-------- STORED DATA --------
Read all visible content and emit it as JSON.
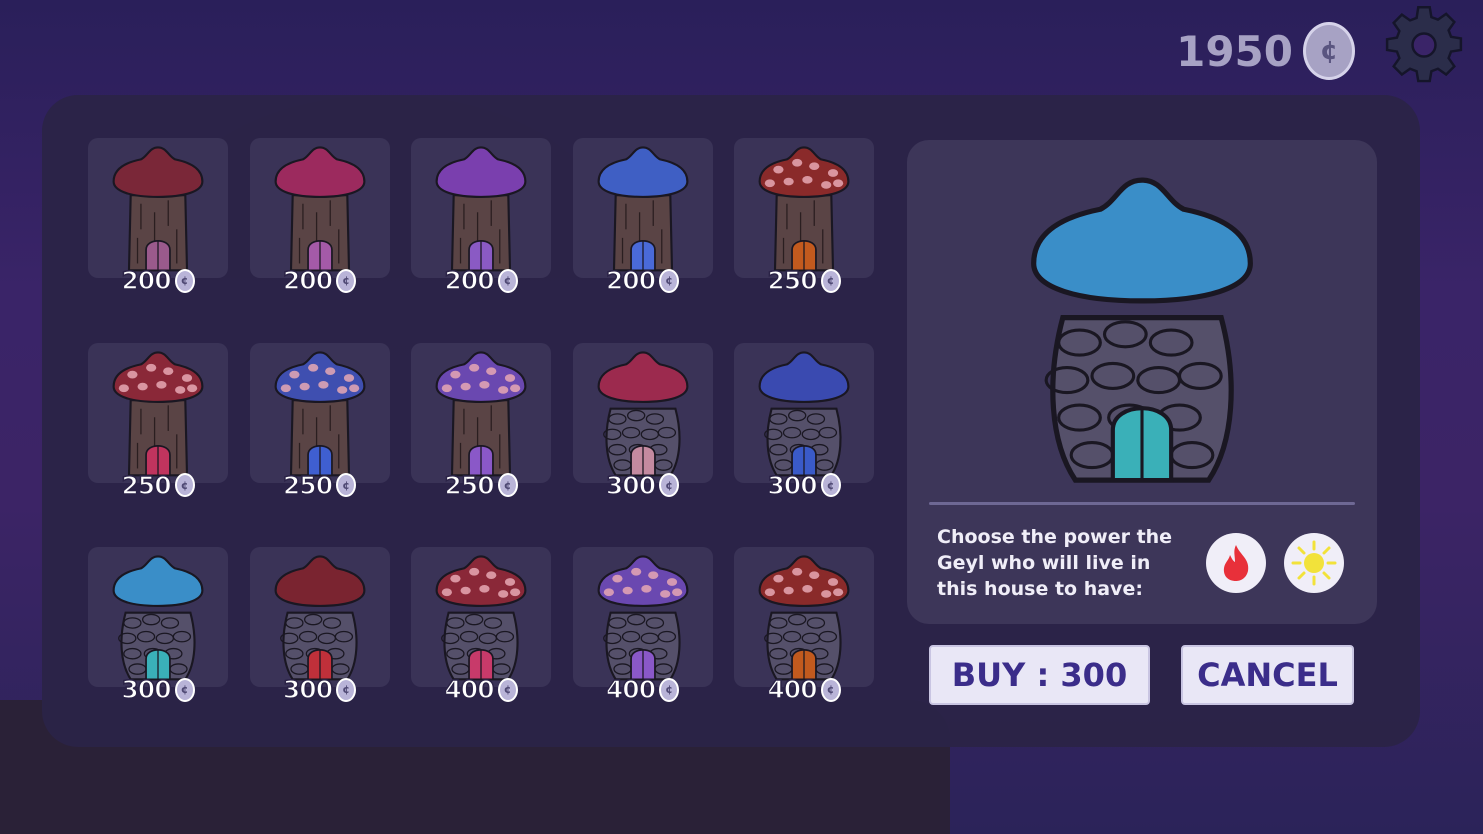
{
  "header": {
    "currency_amount": "1950",
    "coin_symbol": "¢"
  },
  "shop": {
    "items": [
      {
        "price": "200",
        "cap_color": "#7a2738",
        "cap_spots": false,
        "body": "wood",
        "door_color": "#9a5a8c"
      },
      {
        "price": "200",
        "cap_color": "#9c2a5e",
        "cap_spots": false,
        "body": "wood",
        "door_color": "#a45aa8"
      },
      {
        "price": "200",
        "cap_color": "#7a3fae",
        "cap_spots": false,
        "body": "wood",
        "door_color": "#8a5ac4"
      },
      {
        "price": "200",
        "cap_color": "#3f5fc4",
        "cap_spots": false,
        "body": "wood",
        "door_color": "#4a6ad8"
      },
      {
        "price": "250",
        "cap_color": "#8a2a2a",
        "cap_spots": true,
        "body": "wood",
        "door_color": "#c25a1e"
      },
      {
        "price": "250",
        "cap_color": "#8a2838",
        "cap_spots": true,
        "body": "wood",
        "door_color": "#c0345e"
      },
      {
        "price": "250",
        "cap_color": "#3f4fb0",
        "cap_spots": true,
        "body": "wood",
        "door_color": "#3f5fd0"
      },
      {
        "price": "250",
        "cap_color": "#6a48b0",
        "cap_spots": true,
        "body": "wood",
        "door_color": "#8a58c8"
      },
      {
        "price": "300",
        "cap_color": "#9c2a4e",
        "cap_spots": false,
        "body": "stone",
        "door_color": "#c48aa0"
      },
      {
        "price": "300",
        "cap_color": "#3a4ab0",
        "cap_spots": false,
        "body": "stone",
        "door_color": "#3a5ac8"
      },
      {
        "price": "300",
        "cap_color": "#3a8ec8",
        "cap_spots": false,
        "body": "stone",
        "door_color": "#3ab0b8"
      },
      {
        "price": "300",
        "cap_color": "#7a2430",
        "cap_spots": false,
        "body": "stone",
        "door_color": "#c0303a"
      },
      {
        "price": "400",
        "cap_color": "#8a2838",
        "cap_spots": true,
        "body": "stone",
        "door_color": "#c83a6a"
      },
      {
        "price": "400",
        "cap_color": "#6a48b0",
        "cap_spots": true,
        "body": "stone",
        "door_color": "#8a58c8"
      },
      {
        "price": "400",
        "cap_color": "#8a2a2a",
        "cap_spots": true,
        "body": "stone",
        "door_color": "#c25a1e"
      }
    ]
  },
  "preview": {
    "cap_color": "#3a8ec8",
    "door_color": "#3ab0b8",
    "power_prompt": "Choose the power the Geyl who will live in this house to have:",
    "powers": [
      {
        "name": "fire",
        "icon": "fire-icon",
        "color": "#e8303a"
      },
      {
        "name": "light",
        "icon": "sun-icon",
        "color": "#f2e23a"
      }
    ]
  },
  "actions": {
    "buy_label": "BUY : 300",
    "cancel_label": "CANCEL"
  }
}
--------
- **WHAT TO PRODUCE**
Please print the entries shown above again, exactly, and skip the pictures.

- **ANSWER SPACE**
Read all visible content and emit it as JSON.
{
  "header": {
    "currency_amount": "1950",
    "coin_symbol": "¢"
  },
  "shop": {
    "items": [
      {
        "price": "200",
        "cap_color": "#7a2738",
        "cap_spots": false,
        "body": "wood",
        "door_color": "#9a5a8c"
      },
      {
        "price": "200",
        "cap_color": "#9c2a5e",
        "cap_spots": false,
        "body": "wood",
        "door_color": "#a45aa8"
      },
      {
        "price": "200",
        "cap_color": "#7a3fae",
        "cap_spots": false,
        "body": "wood",
        "door_color": "#8a5ac4"
      },
      {
        "price": "200",
        "cap_color": "#3f5fc4",
        "cap_spots": false,
        "body": "wood",
        "door_color": "#4a6ad8"
      },
      {
        "price": "250",
        "cap_color": "#8a2a2a",
        "cap_spots": true,
        "body": "wood",
        "door_color": "#c25a1e"
      },
      {
        "price": "250",
        "cap_color": "#8a2838",
        "cap_spots": true,
        "body": "wood",
        "door_color": "#c0345e"
      },
      {
        "price": "250",
        "cap_color": "#3f4fb0",
        "cap_spots": true,
        "body": "wood",
        "door_color": "#3f5fd0"
      },
      {
        "price": "250",
        "cap_color": "#6a48b0",
        "cap_spots": true,
        "body": "wood",
        "door_color": "#8a58c8"
      },
      {
        "price": "300",
        "cap_color": "#9c2a4e",
        "cap_spots": false,
        "body": "stone",
        "door_color": "#c48aa0"
      },
      {
        "price": "300",
        "cap_color": "#3a4ab0",
        "cap_spots": false,
        "body": "stone",
        "door_color": "#3a5ac8"
      },
      {
        "price": "300",
        "cap_color": "#3a8ec8",
        "cap_spots": false,
        "body": "stone",
        "door_color": "#3ab0b8"
      },
      {
        "price": "300",
        "cap_color": "#7a2430",
        "cap_spots": false,
        "body": "stone",
        "door_color": "#c0303a"
      },
      {
        "price": "400",
        "cap_color": "#8a2838",
        "cap_spots": true,
        "body": "stone",
        "door_color": "#c83a6a"
      },
      {
        "price": "400",
        "cap_color": "#6a48b0",
        "cap_spots": true,
        "body": "stone",
        "door_color": "#8a58c8"
      },
      {
        "price": "400",
        "cap_color": "#8a2a2a",
        "cap_spots": true,
        "body": "stone",
        "door_color": "#c25a1e"
      }
    ]
  },
  "preview": {
    "cap_color": "#3a8ec8",
    "door_color": "#3ab0b8",
    "power_prompt": "Choose the power the Geyl who will live in this house to have:",
    "powers": [
      {
        "name": "fire",
        "icon": "fire-icon",
        "color": "#e8303a"
      },
      {
        "name": "light",
        "icon": "sun-icon",
        "color": "#f2e23a"
      }
    ]
  },
  "actions": {
    "buy_label": "BUY : 300",
    "cancel_label": "CANCEL"
  }
}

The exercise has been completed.